JACKSONVILLE, Ill. (WAND) - A central Illinois mother pleads for people to get a flu vaccine after her daughter was hospitalized for weeks due to complications from contracting the disease.
The family of 12-year-old Madi Allen put off getting her a flu shot. Her mother, Shelle Allen, said they didn't have the vaccine when her daughter was going to the doctor for her health physical. She didn't think much of it until her daughter became very ill.
"I felt was huge amounts of guilt because I didn't get her vaccinated," said Allen. "I'm her parent ... I'm supposed to protect her and I made that mistake that year."
In February 2011, Allen recalled the terrifying moments when she learned her daughter was dying.
"I just kept saying they don't know her, they don't know her. She is a fighter," she said.
It all started with Madi was not feeling well. Allen recalled Madi going to a birthday, but phoning home to come back early.
The Allen family thought it was just a small case of the flu, but things changed in a matter of hours.
"I started to notice her breathing was changing," said Allen, who explained her daughter had sports-induced asthma."I was thinking, you know, it's just her asthma flaring up, and so we did her inhaler and stuff, and then by 7 o'clock that morning, her breathing became very, very harsh and just a struggle."

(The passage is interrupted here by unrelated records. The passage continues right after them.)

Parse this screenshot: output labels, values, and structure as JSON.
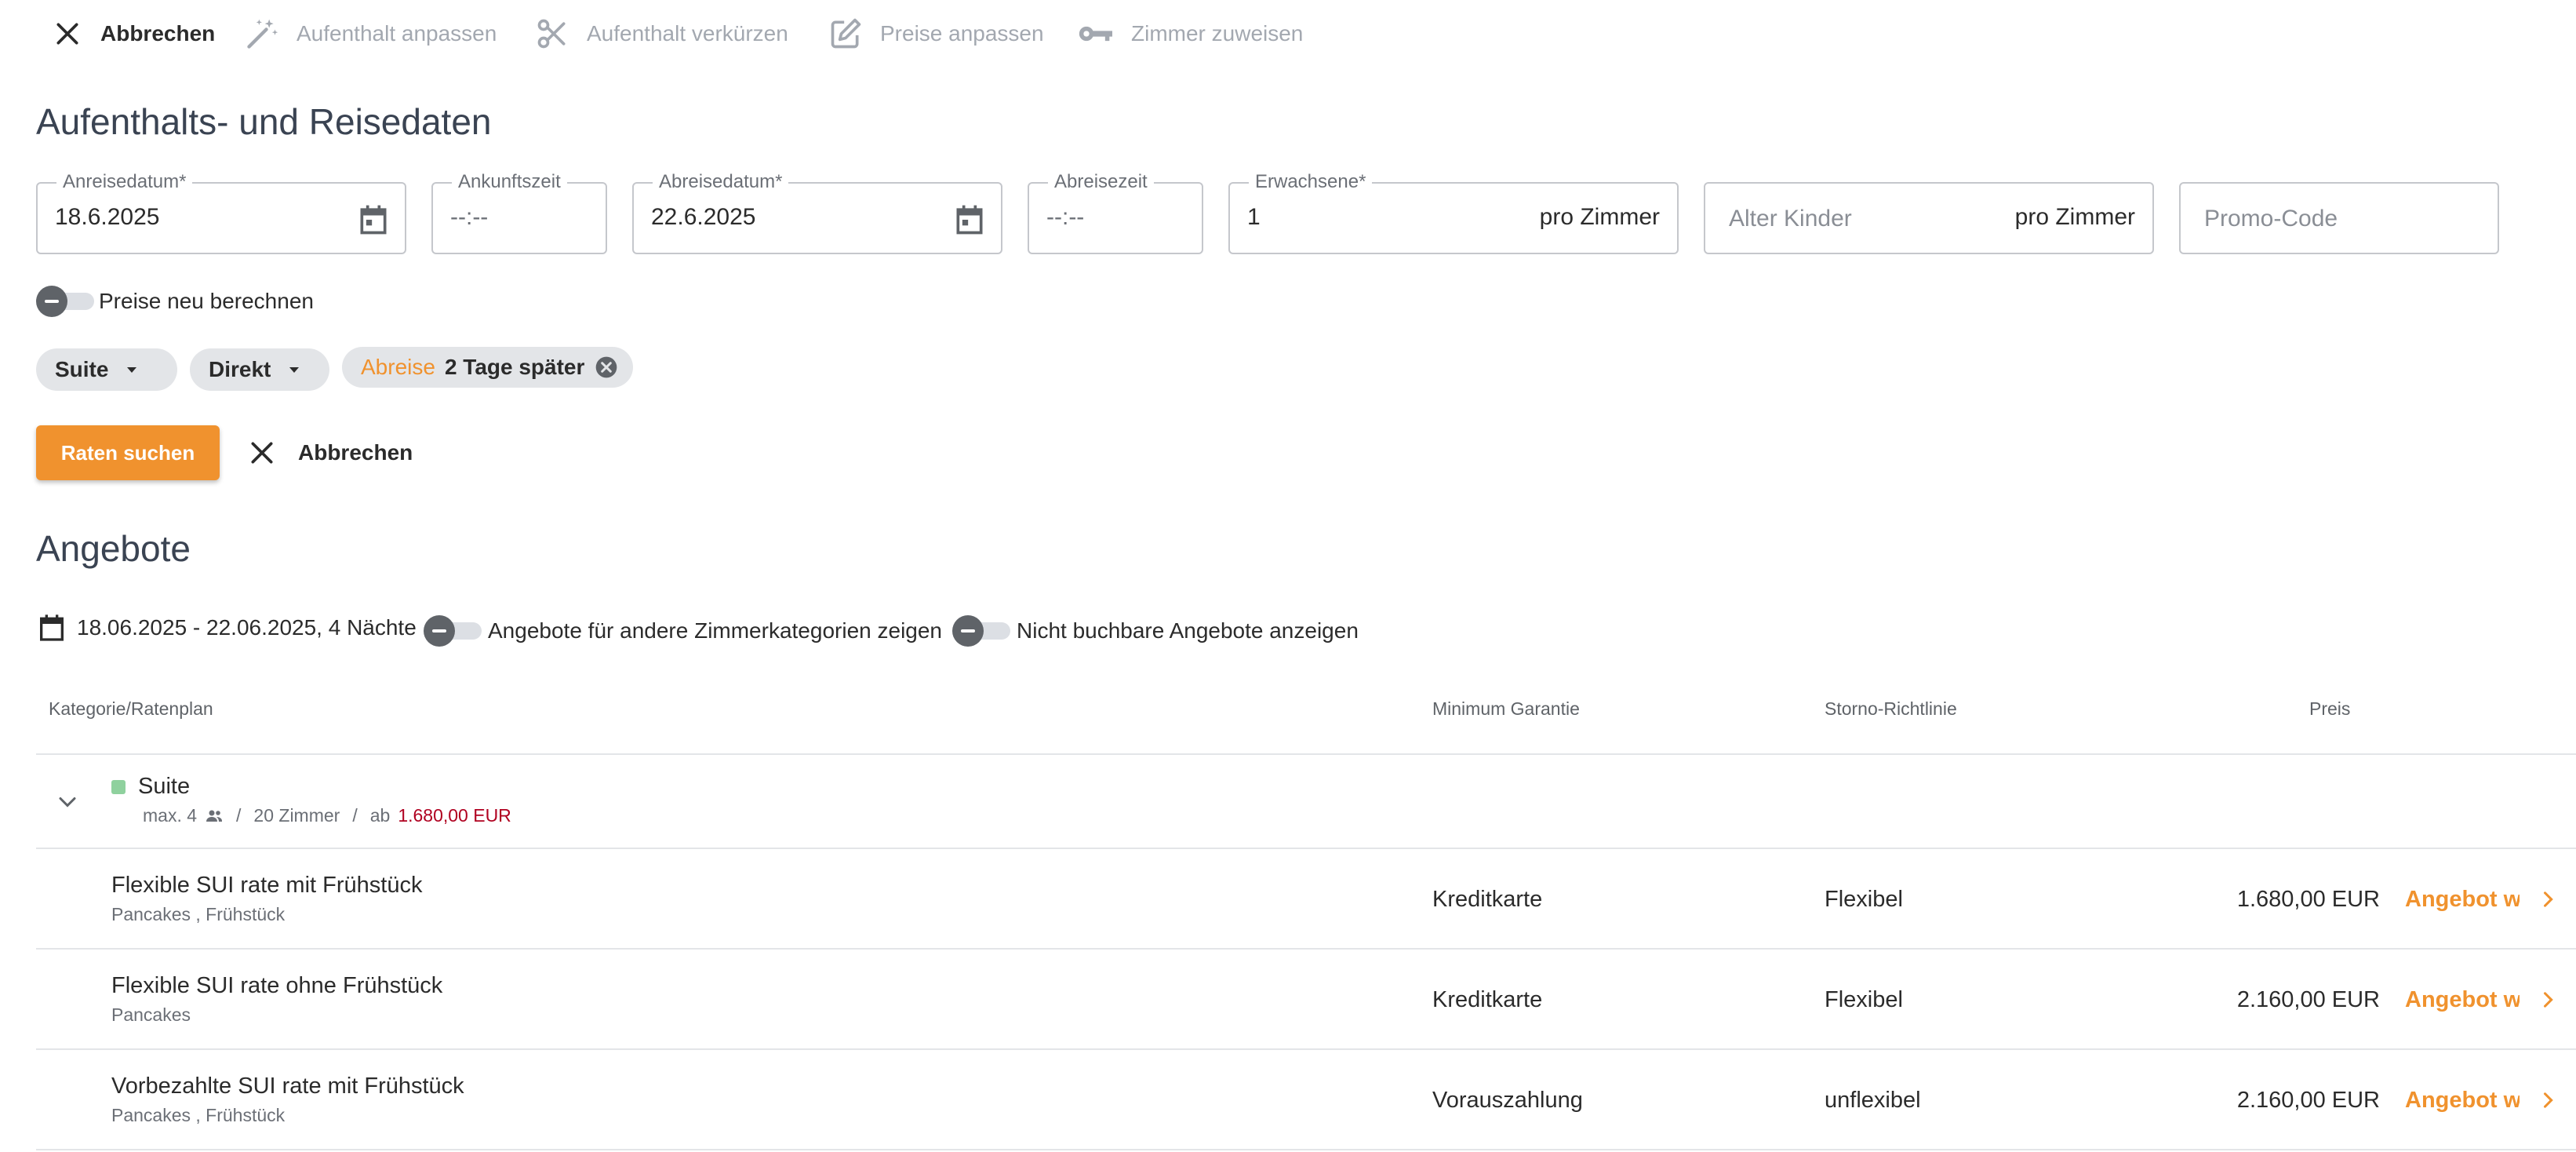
{
  "colors": {
    "accent": "#f0922e",
    "price_red": "#b00020",
    "category_dot": "#8fd19e"
  },
  "toolbar": {
    "cancel": "Abbrechen",
    "adjust_stay": "Aufenthalt anpassen",
    "shorten_stay": "Aufenthalt verkürzen",
    "adjust_prices": "Preise anpassen",
    "assign_room": "Zimmer zuweisen"
  },
  "stay": {
    "title": "Aufenthalts- und Reisedaten",
    "arrival_date": {
      "label": "Anreisedatum*",
      "value": "18.6.2025"
    },
    "arrival_time": {
      "label": "Ankunftszeit",
      "value": "--:--"
    },
    "departure_date": {
      "label": "Abreisedatum*",
      "value": "22.6.2025"
    },
    "departure_time": {
      "label": "Abreisezeit",
      "value": "--:--"
    },
    "adults": {
      "label": "Erwachsene*",
      "value": "1",
      "suffix": "pro Zimmer"
    },
    "children_ages": {
      "placeholder": "Alter Kinder",
      "suffix": "pro Zimmer"
    },
    "promo_code": {
      "placeholder": "Promo-Code"
    },
    "recalc_label": "Preise neu berechnen",
    "filters": {
      "category": "Suite",
      "channel": "Direkt"
    },
    "change_chip": {
      "prefix": "Abreise",
      "text": "2 Tage später"
    },
    "search_button": "Raten suchen",
    "cancel_button": "Abbrechen"
  },
  "offers": {
    "title": "Angebote",
    "period": "18.06.2025 - 22.06.2025, 4 Nächte",
    "toggle_other_categories": "Angebote für andere Zimmerkategorien zeigen",
    "toggle_unbookable": "Nicht buchbare Angebote anzeigen",
    "columns": {
      "category": "Kategorie/Ratenplan",
      "guarantee": "Minimum Garantie",
      "cancellation": "Storno-Richtlinie",
      "price": "Preis"
    },
    "group": {
      "name": "Suite",
      "max_guests": "max. 4",
      "sep1": "/",
      "rooms": "20 Zimmer",
      "sep2": "/",
      "from_prefix": "ab",
      "from_price": "1.680,00 EUR"
    },
    "rows": [
      {
        "name": "Flexible SUI rate mit Frühstück",
        "services": "Pancakes , Frühstück",
        "guarantee": "Kreditkarte",
        "cancellation": "Flexibel",
        "price": "1.680,00 EUR",
        "action": "Angebot wählen"
      },
      {
        "name": "Flexible SUI rate ohne Frühstück",
        "services": "Pancakes",
        "guarantee": "Kreditkarte",
        "cancellation": "Flexibel",
        "price": "2.160,00 EUR",
        "action": "Angebot wählen"
      },
      {
        "name": "Vorbezahlte SUI rate mit Frühstück",
        "services": "Pancakes , Frühstück",
        "guarantee": "Vorauszahlung",
        "cancellation": "unflexibel",
        "price": "2.160,00 EUR",
        "action": "Angebot wählen"
      }
    ]
  }
}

Her mother rushed her to the doctor's office in Jacksonville, but after getting looked at by doctors there, the family learned Madi had double pneumonia and was then rushed to a Springfield hospital.
"We thought since she just had pneumonia we will stay a couple of days (in Springfield)," recalled Shelle. "I ran home packed our bag and by the time I got there (Springfield), she was in respiratory distress."
Madi's heath was deteriorating. She was intubated and her mother recalled seeing her struggling on the hospital bed.
"Her kidneys were shutting down at that point. (They) had to change from the regular ventilator to an oscillator, but around 8 o'clock that night they (doctors) came in and told us that there was nothing more that they could do for her at this hospital," said Allen. "We still did not know what was going on other than pneumonia."
Rushed to St. Louis Children's Hospital, Madi was fighting for her life. She was placed on life support and dialysis. It wasn't until 12 hours in their care that the Allen family found out she had Influenza B.
"The influenza is what started everything and then there were the complications from it," said Allen. "She (Madi) spent two full weeks on life support and we were told she had a 1% chance of survival."
The Allen family was told to prepare for their only daughter's death. Shelle recalled feeling helpless watching her daughter in the hospital bed.
"She was our miracle child and here now I'm being told she's not going to make it," Shelle said.
It was a fight for her life. For the first 2 weeks, Madi was on life support. She was able to come off eventually, but was still on dialysis and was intubated for an additional 3 weeks.
Shelle said there were complications during that time, but Madi was able to recover and walk out of the hospital after 93 days.
"She struggled to learn to walk again," said Shelle. "I remember the first time she wrote her name it took her 20 minutes to write Madi Allen. She's like mom, my brain knows how to do it, but my hand can't."
It was a recovery many doctors didn't think would happen.
Madi was able to graduate from college in May and now has a job.
Her family decided to share their story to encourage people to get their flu vaccine.
"I just didn't want anybody else to go through what we went through and I want to help them learn the importance of protection and prevention."
They hope their testimony will persuade people to get a flu shot, not only for themselves, but for others like Madi.
To learn more about the Allen family's story and Families Fighting Flu, click here.